A Missionary of Heroic Virtue

A Missionary of Heroic Virtue

One of the thriving younger Conventual Franciscan Fraternities around the world is the Proto-Martyrs Province in Zambia. The number of professed friars and the continuing number of new vocations is the fruit of decades of labor by Friar missionaries.

One of those missionaries is now on the path toward canonization.

On April 9, 2022, Pope Francis approved the Decree of Heroic Virtues of the Servant of God, Friar Francesco Costantino Mazzieri, a Conventual Franciscan who was later ordained Bishop of Ndola, Zambia.

Friar Francesco Costantino was born on March 25, 1889, in the village of Abbadia, near Osimo, Italy, and died on August 19, 1983, in Ibenga, Zambia.

Originally a member of the Ascoli Piceno Province, he professed Simple Vows in 1905, and made his Solemn profession in 1909. Ordained to the priesthood in 1912, he served several years at the Conventual Seminary in the Republic of San Marino, then became the Secretary of the Laurentine Province of the Marches, which had its headquarters in Osimo.

In 1930, he responded affirmatively to the appeal of his superiors to found a new mission in Northern Rhodesia, now Zambia. On May 22, 1930, he and six other friars received the Crucifix in the Basilica of San Giuseppe da Copertino in Osimo and left for the mission. He became the Superior of the Conventual Franciscan mission, showing great faith, wisdom, and courage in organizing this new entity.

In 1938, by decree of the Holy See, the mission was promoted to the rank of Apostolic Prefecture and Friar Francesco Costantino appointed Apostolic Prefect. After serving eleven years in this capacity, he was named Apostolic Vicar of Ndola, Zambia. On February 13, 1949, he was ordained a bishop at the Basilica of the Twelve Holy Apostles in Rome. In 1959, the mission became a diocese and the Most Reverend Francesco Costantino Mazzieri was elected first Bishop of Ndola. He served in this capacity until April 24, 1966, when the Most Reverend Nicola Agnozzi OFM Conv. (the former auxiliary) assumed the leadership of the diocese.

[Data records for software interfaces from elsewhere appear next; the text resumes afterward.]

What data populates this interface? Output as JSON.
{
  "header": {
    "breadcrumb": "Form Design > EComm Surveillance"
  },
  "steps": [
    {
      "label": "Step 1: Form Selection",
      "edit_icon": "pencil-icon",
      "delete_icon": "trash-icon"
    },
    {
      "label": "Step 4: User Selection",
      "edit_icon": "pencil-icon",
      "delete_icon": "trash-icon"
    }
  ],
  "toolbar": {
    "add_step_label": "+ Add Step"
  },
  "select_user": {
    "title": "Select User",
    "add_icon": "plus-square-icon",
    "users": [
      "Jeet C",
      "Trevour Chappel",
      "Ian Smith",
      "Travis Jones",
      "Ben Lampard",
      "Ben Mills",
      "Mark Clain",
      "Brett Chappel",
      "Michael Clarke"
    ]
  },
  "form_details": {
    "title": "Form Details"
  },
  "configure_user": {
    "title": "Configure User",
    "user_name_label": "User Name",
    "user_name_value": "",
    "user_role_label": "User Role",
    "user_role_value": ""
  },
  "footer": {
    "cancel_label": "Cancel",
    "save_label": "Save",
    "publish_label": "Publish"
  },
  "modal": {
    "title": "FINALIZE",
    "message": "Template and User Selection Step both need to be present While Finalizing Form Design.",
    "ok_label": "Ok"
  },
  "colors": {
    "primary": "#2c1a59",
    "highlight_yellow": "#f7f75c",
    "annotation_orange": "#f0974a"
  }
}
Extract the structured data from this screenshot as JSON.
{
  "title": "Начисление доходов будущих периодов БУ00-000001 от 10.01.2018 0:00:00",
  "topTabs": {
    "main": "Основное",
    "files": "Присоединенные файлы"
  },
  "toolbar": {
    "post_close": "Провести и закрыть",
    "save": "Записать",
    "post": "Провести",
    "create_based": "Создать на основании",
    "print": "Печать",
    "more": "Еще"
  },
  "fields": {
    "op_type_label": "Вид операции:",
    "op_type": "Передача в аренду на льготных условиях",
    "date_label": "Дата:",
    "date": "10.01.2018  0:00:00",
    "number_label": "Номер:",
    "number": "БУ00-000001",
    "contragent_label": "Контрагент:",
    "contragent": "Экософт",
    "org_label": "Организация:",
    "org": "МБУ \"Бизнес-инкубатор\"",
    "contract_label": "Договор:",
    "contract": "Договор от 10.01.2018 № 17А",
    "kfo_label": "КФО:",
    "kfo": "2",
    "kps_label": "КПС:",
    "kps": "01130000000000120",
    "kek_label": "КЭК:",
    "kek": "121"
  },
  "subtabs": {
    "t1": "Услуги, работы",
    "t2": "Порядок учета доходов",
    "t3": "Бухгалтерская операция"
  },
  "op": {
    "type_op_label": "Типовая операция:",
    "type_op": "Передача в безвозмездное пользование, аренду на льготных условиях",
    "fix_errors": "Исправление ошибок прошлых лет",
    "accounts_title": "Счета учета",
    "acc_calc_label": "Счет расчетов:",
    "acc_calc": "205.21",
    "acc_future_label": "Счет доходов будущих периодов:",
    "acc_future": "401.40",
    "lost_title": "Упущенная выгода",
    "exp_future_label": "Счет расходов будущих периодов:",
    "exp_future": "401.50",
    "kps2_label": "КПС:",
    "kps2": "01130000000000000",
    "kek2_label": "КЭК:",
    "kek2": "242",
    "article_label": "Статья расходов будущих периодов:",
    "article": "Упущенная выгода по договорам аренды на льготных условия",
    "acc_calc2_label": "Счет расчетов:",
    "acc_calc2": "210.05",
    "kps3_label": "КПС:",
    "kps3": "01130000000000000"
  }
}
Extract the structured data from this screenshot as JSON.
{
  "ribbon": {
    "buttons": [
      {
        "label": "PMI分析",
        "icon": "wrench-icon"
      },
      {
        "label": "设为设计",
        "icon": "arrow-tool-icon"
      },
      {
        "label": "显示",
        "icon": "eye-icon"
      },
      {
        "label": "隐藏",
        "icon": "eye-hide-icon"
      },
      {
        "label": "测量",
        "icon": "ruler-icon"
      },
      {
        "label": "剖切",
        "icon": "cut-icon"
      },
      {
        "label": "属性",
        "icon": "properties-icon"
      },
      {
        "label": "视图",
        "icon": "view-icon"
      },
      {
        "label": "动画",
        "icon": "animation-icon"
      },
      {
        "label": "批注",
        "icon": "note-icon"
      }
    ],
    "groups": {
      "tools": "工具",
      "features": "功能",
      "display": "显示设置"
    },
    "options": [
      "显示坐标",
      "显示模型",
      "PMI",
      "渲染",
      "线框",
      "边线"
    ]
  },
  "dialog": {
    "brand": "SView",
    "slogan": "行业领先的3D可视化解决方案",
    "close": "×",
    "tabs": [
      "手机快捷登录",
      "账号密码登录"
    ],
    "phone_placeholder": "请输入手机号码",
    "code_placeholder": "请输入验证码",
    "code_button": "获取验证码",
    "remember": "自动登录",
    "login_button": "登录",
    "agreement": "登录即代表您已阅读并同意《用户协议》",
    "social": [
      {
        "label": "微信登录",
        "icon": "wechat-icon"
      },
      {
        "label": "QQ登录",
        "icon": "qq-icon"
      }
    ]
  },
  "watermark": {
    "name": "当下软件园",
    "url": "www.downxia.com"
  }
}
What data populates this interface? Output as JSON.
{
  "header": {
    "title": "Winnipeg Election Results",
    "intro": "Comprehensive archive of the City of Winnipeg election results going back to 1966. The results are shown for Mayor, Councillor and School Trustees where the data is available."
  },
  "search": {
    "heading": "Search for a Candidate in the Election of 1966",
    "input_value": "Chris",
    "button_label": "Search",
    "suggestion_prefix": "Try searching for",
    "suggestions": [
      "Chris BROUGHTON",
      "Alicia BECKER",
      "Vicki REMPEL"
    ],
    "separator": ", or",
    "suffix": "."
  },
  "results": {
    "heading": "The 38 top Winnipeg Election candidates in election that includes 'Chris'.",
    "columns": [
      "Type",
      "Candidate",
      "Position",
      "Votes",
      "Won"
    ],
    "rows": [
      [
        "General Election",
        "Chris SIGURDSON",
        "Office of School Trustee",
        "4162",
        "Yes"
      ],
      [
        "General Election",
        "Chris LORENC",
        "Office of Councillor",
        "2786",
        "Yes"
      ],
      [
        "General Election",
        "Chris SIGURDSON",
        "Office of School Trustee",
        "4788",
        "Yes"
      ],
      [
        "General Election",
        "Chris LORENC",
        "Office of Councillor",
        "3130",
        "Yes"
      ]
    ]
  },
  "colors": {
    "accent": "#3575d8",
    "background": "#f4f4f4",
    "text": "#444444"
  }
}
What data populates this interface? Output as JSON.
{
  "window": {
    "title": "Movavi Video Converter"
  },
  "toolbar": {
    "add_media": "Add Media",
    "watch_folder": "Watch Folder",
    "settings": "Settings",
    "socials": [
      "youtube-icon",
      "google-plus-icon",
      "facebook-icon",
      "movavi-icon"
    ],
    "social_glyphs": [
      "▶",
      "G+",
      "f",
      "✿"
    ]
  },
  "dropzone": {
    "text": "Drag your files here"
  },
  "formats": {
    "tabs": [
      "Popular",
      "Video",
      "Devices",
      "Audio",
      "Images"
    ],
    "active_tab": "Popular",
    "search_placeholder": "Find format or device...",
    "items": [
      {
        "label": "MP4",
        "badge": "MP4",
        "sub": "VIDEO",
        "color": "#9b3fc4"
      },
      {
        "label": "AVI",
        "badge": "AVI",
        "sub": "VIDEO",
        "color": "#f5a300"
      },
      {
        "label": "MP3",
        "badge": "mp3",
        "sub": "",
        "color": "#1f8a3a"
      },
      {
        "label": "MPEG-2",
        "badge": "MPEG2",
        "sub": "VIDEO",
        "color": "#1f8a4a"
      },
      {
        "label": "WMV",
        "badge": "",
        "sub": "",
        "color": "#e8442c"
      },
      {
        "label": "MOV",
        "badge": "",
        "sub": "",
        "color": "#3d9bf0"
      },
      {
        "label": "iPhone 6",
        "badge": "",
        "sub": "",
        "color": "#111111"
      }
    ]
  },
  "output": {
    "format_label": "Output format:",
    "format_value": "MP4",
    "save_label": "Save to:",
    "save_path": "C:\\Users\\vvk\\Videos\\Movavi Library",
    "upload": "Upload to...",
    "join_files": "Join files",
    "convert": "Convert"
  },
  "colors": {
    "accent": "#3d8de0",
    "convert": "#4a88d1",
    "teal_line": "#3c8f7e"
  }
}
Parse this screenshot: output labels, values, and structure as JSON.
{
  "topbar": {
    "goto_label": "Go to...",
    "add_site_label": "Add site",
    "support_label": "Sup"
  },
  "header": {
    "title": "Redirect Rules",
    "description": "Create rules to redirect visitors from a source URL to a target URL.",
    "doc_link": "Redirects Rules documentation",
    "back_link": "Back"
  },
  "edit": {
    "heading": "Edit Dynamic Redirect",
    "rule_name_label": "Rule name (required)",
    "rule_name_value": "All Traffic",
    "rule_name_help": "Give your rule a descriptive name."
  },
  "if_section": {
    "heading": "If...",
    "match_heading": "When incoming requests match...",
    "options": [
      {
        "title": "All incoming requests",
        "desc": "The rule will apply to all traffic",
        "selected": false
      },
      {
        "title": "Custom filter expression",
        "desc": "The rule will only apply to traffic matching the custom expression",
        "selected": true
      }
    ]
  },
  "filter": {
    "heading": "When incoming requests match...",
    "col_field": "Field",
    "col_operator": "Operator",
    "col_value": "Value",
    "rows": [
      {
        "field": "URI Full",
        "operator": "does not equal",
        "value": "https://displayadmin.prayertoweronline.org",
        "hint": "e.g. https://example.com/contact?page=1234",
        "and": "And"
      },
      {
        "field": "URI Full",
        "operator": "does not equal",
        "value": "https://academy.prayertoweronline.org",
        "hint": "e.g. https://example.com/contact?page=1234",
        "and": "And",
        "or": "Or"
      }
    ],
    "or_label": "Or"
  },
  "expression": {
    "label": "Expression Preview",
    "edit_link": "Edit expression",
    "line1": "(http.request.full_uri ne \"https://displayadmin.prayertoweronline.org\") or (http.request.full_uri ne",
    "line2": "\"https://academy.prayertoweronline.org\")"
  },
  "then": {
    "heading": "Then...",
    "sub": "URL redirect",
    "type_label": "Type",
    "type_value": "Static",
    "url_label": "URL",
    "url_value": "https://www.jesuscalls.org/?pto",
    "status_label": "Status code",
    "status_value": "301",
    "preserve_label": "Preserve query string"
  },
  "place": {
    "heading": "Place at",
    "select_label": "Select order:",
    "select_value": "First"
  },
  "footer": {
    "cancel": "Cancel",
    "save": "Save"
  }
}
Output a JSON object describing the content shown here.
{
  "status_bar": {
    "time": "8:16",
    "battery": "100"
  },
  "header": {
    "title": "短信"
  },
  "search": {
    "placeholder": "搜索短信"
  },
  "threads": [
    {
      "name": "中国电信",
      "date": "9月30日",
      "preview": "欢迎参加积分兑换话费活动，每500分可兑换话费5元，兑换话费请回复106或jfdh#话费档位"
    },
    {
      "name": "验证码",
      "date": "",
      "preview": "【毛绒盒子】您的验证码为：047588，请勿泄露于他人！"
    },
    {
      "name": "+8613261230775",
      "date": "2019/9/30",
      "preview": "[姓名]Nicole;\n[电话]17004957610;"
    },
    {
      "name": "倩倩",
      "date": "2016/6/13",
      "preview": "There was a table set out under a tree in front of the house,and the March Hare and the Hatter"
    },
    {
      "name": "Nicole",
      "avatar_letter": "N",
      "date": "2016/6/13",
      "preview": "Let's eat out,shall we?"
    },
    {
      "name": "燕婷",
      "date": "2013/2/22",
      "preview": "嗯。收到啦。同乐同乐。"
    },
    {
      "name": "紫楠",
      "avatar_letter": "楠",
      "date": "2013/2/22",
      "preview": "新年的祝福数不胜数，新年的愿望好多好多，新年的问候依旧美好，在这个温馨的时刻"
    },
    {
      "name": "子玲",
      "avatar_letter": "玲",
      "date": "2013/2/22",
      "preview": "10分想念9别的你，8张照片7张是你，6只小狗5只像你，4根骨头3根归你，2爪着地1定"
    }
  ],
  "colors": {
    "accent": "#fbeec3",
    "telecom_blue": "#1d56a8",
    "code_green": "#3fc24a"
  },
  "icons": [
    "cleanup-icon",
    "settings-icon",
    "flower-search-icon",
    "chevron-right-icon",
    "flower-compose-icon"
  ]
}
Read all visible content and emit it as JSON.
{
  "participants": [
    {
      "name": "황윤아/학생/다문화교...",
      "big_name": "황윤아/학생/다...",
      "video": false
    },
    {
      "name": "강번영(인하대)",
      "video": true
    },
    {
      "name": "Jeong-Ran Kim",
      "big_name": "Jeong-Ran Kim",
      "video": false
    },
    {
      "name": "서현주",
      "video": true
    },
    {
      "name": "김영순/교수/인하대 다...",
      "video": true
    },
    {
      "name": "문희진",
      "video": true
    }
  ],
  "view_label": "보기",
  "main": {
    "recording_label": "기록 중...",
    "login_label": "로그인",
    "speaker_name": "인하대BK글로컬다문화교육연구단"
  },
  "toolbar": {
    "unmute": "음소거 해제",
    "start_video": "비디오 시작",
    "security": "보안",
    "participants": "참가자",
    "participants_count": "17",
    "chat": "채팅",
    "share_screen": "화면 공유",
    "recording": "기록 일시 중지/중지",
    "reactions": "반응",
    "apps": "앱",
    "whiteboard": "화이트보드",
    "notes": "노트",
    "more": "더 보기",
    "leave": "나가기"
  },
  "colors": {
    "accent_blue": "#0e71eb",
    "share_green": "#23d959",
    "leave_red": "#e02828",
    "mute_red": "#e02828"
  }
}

At that time, Friar Francesco Costantino asked to remain as a simple missionary friar in a rural mission, and was transferred to the mission of St. Teresa in Ibenga, Zambia. He left his successor a diocese with 110,000 Catholic Christians spread among twenty-six parishes, with churches and oratories, more than forty out-stations with smaller chapels, fifty priests, eighty seminarians, more than a hundred nuns, twenty-five elementary schools, seven high schools, four hospitals, two orphanages, and a leper hospital.

Now a simple friar, he was away from the spotlight and the demanding activity of guiding so many people. In the last years of his life, he made himself available for any job. He did pastoral ministry at the mission out-stations, was a spiritual director for two convents of sisters, and visited the sick. In community life, he was a model for the other friars – during prayer, when he worked on his own (he was skilled at making Franciscan Rosary Crowns), and during fraternal recreation.

On August 19, 1983, Francesco Costantino encountered Sister Death while getting ready for prayer in church. He was buried, as he wished, in the cemetery of the St. Theresa Mission in Ibenga. His tomb almost immediately became a place of pilgrimage for those who had known him and had experienced his affection and protection. The investigation into his cause for beatification was opened on April 14, 1999.